Another fake numbers problem on a topic Americans (and NYT) care about even more than world hunger

In the wake of Aid Watch's posts on made up world hunger numbers, the NYT revealed today another scandalous made up numbers problem in another area:

{The methodology} is vilified by professional mathematicians .... {which} turned {the numbers' creators} into the laughingstock of the numbers community.

It is bad enough that one analytical mathematician, the U.C. Irvine professor Hal S. Stern, has called for the statistical community to boycott participation...

{another expert said} “This isn’t a sincere effort to use math to find the answer at all. It’s clearly an effort to use math as a cover for whatever you want to do. ...It’s just nonsense math.”

{Outside evaluators} cannot {fully check the numbers}...because of lack of transparency...Three of the {numbers creators} said the {reporting agency} did not verify the numbers they turned in.

All this fury is directed at a number that Americans DO passionately care about --

college football rankings.

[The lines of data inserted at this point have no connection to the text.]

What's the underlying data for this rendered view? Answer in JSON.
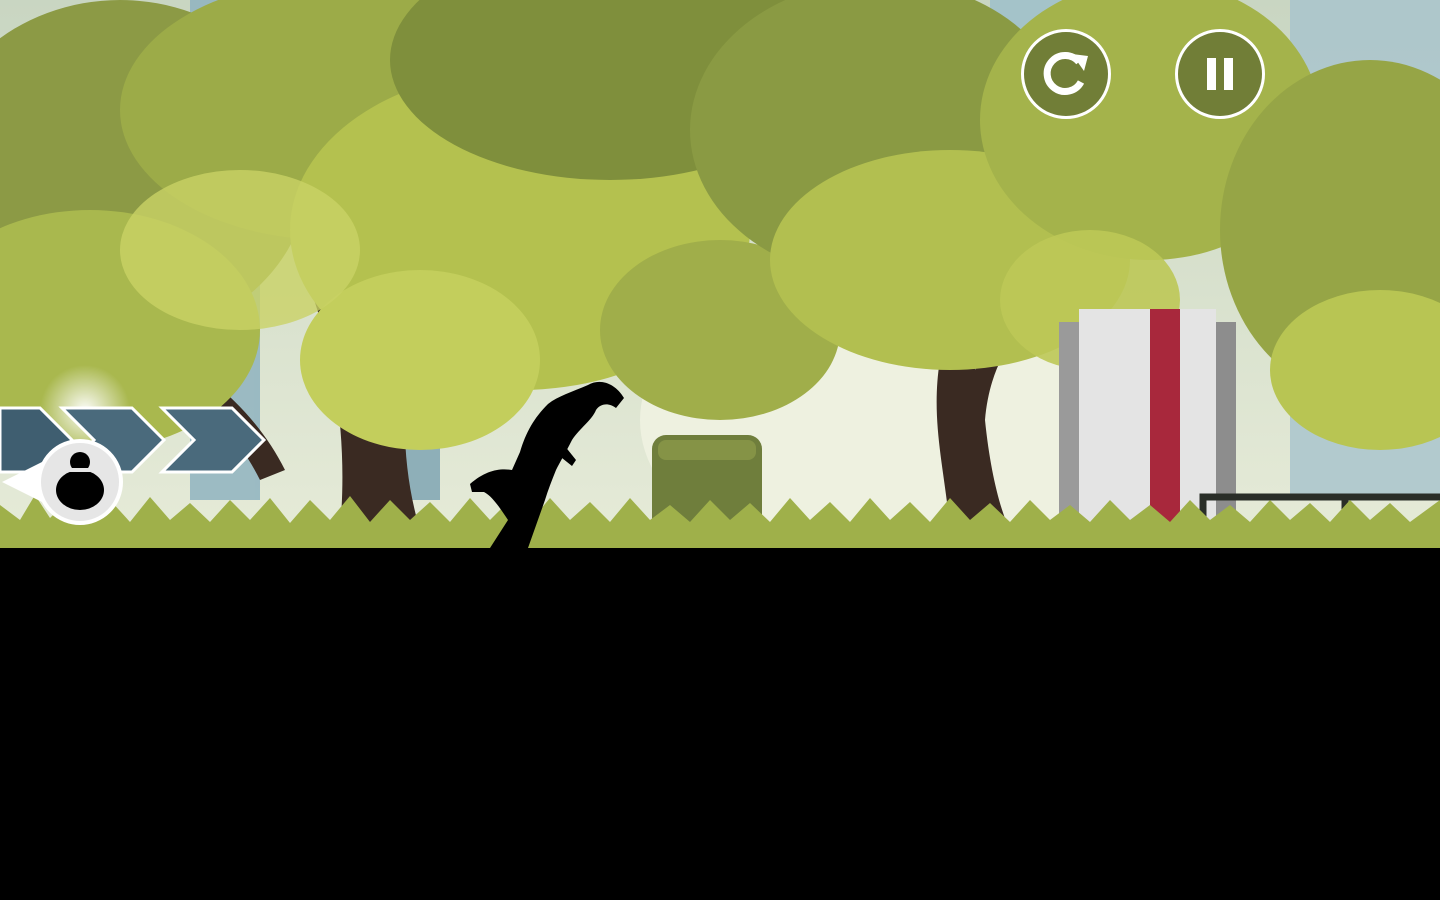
{
  "game": {
    "scene": "forest-park",
    "colors": {
      "sky": "#dfe6d5",
      "foliage_light": "#b7c24a",
      "foliage_dark": "#6e7d3a",
      "trunk": "#3a2a22",
      "building": "#8ab0bd",
      "ground": "#000000",
      "crate_stripe": "#a8283c",
      "crate_body": "#e4e4e4",
      "hud": "#ffffff"
    }
  },
  "hud": {
    "restart_icon": "restart-icon",
    "pause_icon": "pause-icon",
    "progress_chevrons": 3,
    "player_marker_icon": "player-silhouette-icon"
  }
}
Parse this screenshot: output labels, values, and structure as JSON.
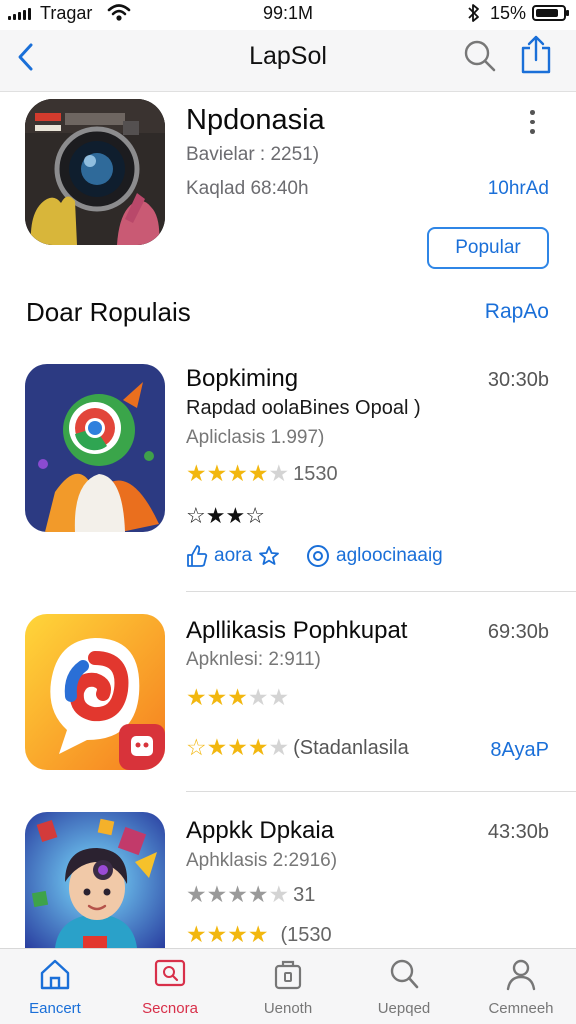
{
  "status_bar": {
    "carrier": "Tragar",
    "time": "99:1M",
    "battery_percent": "15%",
    "battery_level": 0.85
  },
  "nav": {
    "title": "LapSol"
  },
  "featured": {
    "name": "Npdonasia",
    "subtitle": "Bavielar : 2251)",
    "meta": "Kaqlad 68:40h",
    "link": "10hrAd",
    "button": "Popular"
  },
  "section": {
    "title": "Doar Ropulais",
    "link": "RapAo"
  },
  "apps": [
    {
      "name": "Bopkiming",
      "size": "30:30b",
      "desc": "Rapdad oolaBines Opoal )",
      "category": "Apliclasis 1.997)",
      "rating_count": "1530",
      "action_left": "aora",
      "action_right": "agloocinaaig"
    },
    {
      "name": "Apllikasis Pophkupat",
      "size": "69:30b",
      "category": "Apknlesi: 2:911)",
      "review_label": "(Stadanlasila",
      "link": "8AyaP"
    },
    {
      "name": "Appkk Dpkaia",
      "size": "43:30b",
      "category": "Aphklasis 2:2916)",
      "rating_count": "31",
      "rating_count_2": "(1530"
    }
  ],
  "tabs": [
    {
      "label": "Eancert",
      "icon": "home-icon"
    },
    {
      "label": "Secnora",
      "icon": "search-card-icon"
    },
    {
      "label": "Uenoth",
      "icon": "bag-icon"
    },
    {
      "label": "Uepqed",
      "icon": "search-icon"
    },
    {
      "label": "Cemneeh",
      "icon": "person-icon"
    }
  ],
  "colors": {
    "accent": "#1a6fd8",
    "star": "#f2b70f",
    "secondary_tab": "#d8304a"
  }
}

See the full article in the Sports section of the NYT. To my knowledge the NYT  has not run a story on the equally dubious methodology in numbers the NYT reports about areas that we readers apparently care about much less: worldwide maternal mortality, world hunger, and global poverty.